Lead-time bias can be considered to have affected the results, as screening at 4-year intervals has been shown to advance the diagnosis of prostate cancer by ≈11 years for the control arm . Methodology to adjust for lead-time bias in the present situation is not available, and it is unclear to what extent this bias can be decreased or even eliminated by reporting outcomes in relation to clinical and pathological prognostic factors. Accordingly, the overall Kaplan–Meier plots must be considered as less reliable. Because men in the present study were followed for a median of 9.9 years after RP, additional follow-up will be essential for the evaluation of long-term survival endpoints. Finally, we do not have data on the type of RP or surgeon case load, which has been shown to influence outcomes after RP [18,19].
In conclusion, among men treated by RP from the Rotterdam section of the ERSPC, screen-detected cases had significantly better PFS, MFS and CSS than controls within the available follow-up time (median 9.9 years). The reduction in biochemical progression and metastases in cases from the screening arm persisted after adjusting for other preoperative features (PSA level, clinical stage, Gleason score and age) or RP features (pathological stage and grade). However, subgroup analysis showed that the improved outcomes in the screening group appeared to be mediated by a significantly lower tumour volume.
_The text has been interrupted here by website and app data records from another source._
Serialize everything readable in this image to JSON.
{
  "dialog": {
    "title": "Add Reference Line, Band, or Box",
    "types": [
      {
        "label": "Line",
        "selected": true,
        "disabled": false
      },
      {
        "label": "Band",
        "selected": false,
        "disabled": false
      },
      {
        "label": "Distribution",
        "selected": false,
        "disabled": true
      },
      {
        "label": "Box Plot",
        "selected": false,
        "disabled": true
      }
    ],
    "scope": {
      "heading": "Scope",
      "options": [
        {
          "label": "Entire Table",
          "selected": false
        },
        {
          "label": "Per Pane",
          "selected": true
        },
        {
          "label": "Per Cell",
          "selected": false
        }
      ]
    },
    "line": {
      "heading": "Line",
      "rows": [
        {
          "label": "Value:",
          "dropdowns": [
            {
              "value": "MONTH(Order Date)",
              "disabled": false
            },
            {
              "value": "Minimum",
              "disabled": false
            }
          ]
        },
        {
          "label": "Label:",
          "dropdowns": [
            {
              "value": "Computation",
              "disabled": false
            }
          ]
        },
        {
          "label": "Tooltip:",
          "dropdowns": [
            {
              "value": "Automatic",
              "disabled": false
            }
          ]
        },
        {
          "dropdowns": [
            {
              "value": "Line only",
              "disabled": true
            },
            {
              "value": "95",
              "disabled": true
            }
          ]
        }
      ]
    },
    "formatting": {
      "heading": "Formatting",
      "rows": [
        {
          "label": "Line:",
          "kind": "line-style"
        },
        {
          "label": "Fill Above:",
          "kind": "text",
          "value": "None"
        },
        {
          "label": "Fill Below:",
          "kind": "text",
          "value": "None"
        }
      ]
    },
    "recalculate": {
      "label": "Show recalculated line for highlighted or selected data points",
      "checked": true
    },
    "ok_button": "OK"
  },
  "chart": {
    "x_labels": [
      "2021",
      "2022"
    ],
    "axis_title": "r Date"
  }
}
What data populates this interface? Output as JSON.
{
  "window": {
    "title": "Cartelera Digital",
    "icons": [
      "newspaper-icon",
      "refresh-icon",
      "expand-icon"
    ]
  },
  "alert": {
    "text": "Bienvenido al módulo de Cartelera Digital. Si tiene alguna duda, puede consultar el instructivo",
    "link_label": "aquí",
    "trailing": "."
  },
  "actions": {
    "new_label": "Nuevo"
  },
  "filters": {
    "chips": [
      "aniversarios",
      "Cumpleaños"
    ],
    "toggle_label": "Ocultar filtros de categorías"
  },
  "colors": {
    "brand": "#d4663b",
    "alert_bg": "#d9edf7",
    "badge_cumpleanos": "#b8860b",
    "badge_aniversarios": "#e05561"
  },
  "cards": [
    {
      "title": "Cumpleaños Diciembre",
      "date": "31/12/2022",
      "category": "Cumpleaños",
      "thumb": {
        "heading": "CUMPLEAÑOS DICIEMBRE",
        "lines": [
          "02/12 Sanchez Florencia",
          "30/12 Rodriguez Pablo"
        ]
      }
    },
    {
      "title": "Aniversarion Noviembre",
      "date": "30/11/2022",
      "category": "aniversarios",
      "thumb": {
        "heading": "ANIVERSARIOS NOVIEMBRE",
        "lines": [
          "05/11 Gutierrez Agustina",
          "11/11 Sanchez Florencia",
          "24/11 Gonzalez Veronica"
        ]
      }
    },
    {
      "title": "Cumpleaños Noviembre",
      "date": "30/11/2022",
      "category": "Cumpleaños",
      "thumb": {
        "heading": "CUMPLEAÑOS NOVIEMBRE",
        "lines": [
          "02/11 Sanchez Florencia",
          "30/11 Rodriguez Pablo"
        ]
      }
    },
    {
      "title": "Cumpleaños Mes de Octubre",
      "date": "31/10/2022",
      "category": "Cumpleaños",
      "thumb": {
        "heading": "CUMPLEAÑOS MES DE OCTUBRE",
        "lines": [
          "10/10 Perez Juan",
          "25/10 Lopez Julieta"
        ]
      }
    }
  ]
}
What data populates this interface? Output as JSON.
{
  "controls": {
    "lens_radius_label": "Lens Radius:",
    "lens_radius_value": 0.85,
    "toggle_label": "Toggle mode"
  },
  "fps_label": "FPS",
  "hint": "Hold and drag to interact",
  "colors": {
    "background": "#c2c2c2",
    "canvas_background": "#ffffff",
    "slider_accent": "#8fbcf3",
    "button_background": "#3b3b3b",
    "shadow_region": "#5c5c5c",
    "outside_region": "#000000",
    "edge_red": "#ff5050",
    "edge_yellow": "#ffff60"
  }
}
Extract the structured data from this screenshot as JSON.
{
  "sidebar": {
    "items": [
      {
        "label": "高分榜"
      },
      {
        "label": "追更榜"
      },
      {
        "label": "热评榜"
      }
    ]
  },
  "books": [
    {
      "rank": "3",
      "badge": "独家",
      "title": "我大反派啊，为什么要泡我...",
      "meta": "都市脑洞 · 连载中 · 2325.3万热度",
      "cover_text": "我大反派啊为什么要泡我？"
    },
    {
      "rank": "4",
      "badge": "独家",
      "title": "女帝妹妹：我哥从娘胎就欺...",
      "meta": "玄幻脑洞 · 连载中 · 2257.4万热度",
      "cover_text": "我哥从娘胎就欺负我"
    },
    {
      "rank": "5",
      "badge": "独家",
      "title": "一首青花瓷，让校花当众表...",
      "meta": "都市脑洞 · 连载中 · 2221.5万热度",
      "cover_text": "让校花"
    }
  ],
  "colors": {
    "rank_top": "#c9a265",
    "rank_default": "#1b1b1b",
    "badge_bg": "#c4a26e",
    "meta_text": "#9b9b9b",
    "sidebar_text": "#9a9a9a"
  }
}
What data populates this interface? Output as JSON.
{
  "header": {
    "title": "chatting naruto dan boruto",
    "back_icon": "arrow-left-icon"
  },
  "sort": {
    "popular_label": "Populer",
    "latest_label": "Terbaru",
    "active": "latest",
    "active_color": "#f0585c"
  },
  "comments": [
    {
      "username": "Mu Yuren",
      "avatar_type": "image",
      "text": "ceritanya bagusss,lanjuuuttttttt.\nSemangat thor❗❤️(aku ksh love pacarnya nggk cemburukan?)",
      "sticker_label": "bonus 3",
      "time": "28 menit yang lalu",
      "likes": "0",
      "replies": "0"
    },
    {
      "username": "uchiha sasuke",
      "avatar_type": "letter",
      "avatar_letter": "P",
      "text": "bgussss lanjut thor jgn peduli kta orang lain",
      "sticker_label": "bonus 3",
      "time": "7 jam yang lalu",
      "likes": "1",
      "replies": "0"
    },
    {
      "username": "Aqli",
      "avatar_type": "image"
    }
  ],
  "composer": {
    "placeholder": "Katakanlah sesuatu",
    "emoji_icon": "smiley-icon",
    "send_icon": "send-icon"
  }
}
This suggests that a reduction in tumour burden at diagnosis is a mechanism through which PSA screening improves treatment outcomes.
S.L. was supported by the Louis Feil Charitable Lead Trust and the Society of Women in Urology Elisabeth Pickett Research Award. The ERSPC Rotterdam is supported by: The Dutch Cancer Society (KWF 94-869, 98-1657, 2002-277, 2006-3518, 2010-4800); The Netherlands Organisation for Health Research and Development (ZonMW-002822820, 22000106, 50-50110-98-311, 62300035).